Your answer must be the full set of records, copied exactly, with no pictures in it.

-.-.-

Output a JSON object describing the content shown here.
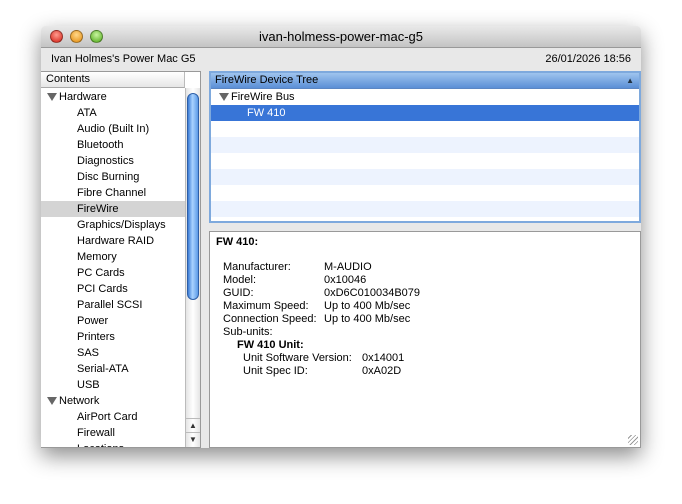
{
  "window": {
    "title": "ivan-holmess-power-mac-g5",
    "computer_name": "Ivan Holmes's Power Mac G5",
    "datetime": "26/01/2026 18:56"
  },
  "sidebar": {
    "header": "Contents",
    "items": [
      {
        "label": "Hardware",
        "type": "cat"
      },
      {
        "label": "ATA"
      },
      {
        "label": "Audio (Built In)"
      },
      {
        "label": "Bluetooth"
      },
      {
        "label": "Diagnostics"
      },
      {
        "label": "Disc Burning"
      },
      {
        "label": "Fibre Channel"
      },
      {
        "label": "FireWire",
        "selected": true
      },
      {
        "label": "Graphics/Displays"
      },
      {
        "label": "Hardware RAID"
      },
      {
        "label": "Memory"
      },
      {
        "label": "PC Cards"
      },
      {
        "label": "PCI Cards"
      },
      {
        "label": "Parallel SCSI"
      },
      {
        "label": "Power"
      },
      {
        "label": "Printers"
      },
      {
        "label": "SAS"
      },
      {
        "label": "Serial-ATA"
      },
      {
        "label": "USB"
      },
      {
        "label": "Network",
        "type": "cat"
      },
      {
        "label": "AirPort Card"
      },
      {
        "label": "Firewall"
      },
      {
        "label": "Locations"
      }
    ]
  },
  "tree": {
    "header": "FireWire Device Tree",
    "bus": "FireWire Bus",
    "device": "FW 410"
  },
  "detail": {
    "title": "FW 410:",
    "fields": [
      {
        "k": "Manufacturer:",
        "v": "M-AUDIO"
      },
      {
        "k": "Model:",
        "v": "0x10046"
      },
      {
        "k": "GUID:",
        "v": "0xD6C010034B079"
      },
      {
        "k": "Maximum Speed:",
        "v": "Up to 400 Mb/sec"
      },
      {
        "k": "Connection Speed:",
        "v": "Up to 400 Mb/sec"
      },
      {
        "k": "Sub-units:",
        "v": ""
      }
    ],
    "unit_title": "FW 410 Unit:",
    "unit_fields": [
      {
        "k": "Unit Software Version:",
        "v": "0x14001"
      },
      {
        "k": "Unit Spec ID:",
        "v": "0xA02D"
      }
    ]
  }
}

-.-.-

- [Final answer]
Output a JSON object describing the content shown here.
{
  "window": {
    "title": "ivan-holmess-power-mac-g5",
    "computer_name": "Ivan Holmes's Power Mac G5",
    "datetime": "26/01/2026 18:56"
  },
  "sidebar": {
    "header": "Contents",
    "items": [
      {
        "label": "Hardware",
        "type": "cat"
      },
      {
        "label": "ATA"
      },
      {
        "label": "Audio (Built In)"
      },
      {
        "label": "Bluetooth"
      },
      {
        "label": "Diagnostics"
      },
      {
        "label": "Disc Burning"
      },
      {
        "label": "Fibre Channel"
      },
      {
        "label": "FireWire",
        "selected": true
      },
      {
        "label": "Graphics/Displays"
      },
      {
        "label": "Hardware RAID"
      },
      {
        "label": "Memory"
      },
      {
        "label": "PC Cards"
      },
      {
        "label": "PCI Cards"
      },
      {
        "label": "Parallel SCSI"
      },
      {
        "label": "Power"
      },
      {
        "label": "Printers"
      },
      {
        "label": "SAS"
      },
      {
        "label": "Serial-ATA"
      },
      {
        "label": "USB"
      },
      {
        "label": "Network",
        "type": "cat"
      },
      {
        "label": "AirPort Card"
      },
      {
        "label": "Firewall"
      },
      {
        "label": "Locations"
      }
    ]
  },
  "tree": {
    "header": "FireWire Device Tree",
    "bus": "FireWire Bus",
    "device": "FW 410"
  },
  "detail": {
    "title": "FW 410:",
    "fields": [
      {
        "k": "Manufacturer:",
        "v": "M-AUDIO"
      },
      {
        "k": "Model:",
        "v": "0x10046"
      },
      {
        "k": "GUID:",
        "v": "0xD6C010034B079"
      },
      {
        "k": "Maximum Speed:",
        "v": "Up to 400 Mb/sec"
      },
      {
        "k": "Connection Speed:",
        "v": "Up to 400 Mb/sec"
      },
      {
        "k": "Sub-units:",
        "v": ""
      }
    ],
    "unit_title": "FW 410 Unit:",
    "unit_fields": [
      {
        "k": "Unit Software Version:",
        "v": "0x14001"
      },
      {
        "k": "Unit Spec ID:",
        "v": "0xA02D"
      }
    ]
  }
}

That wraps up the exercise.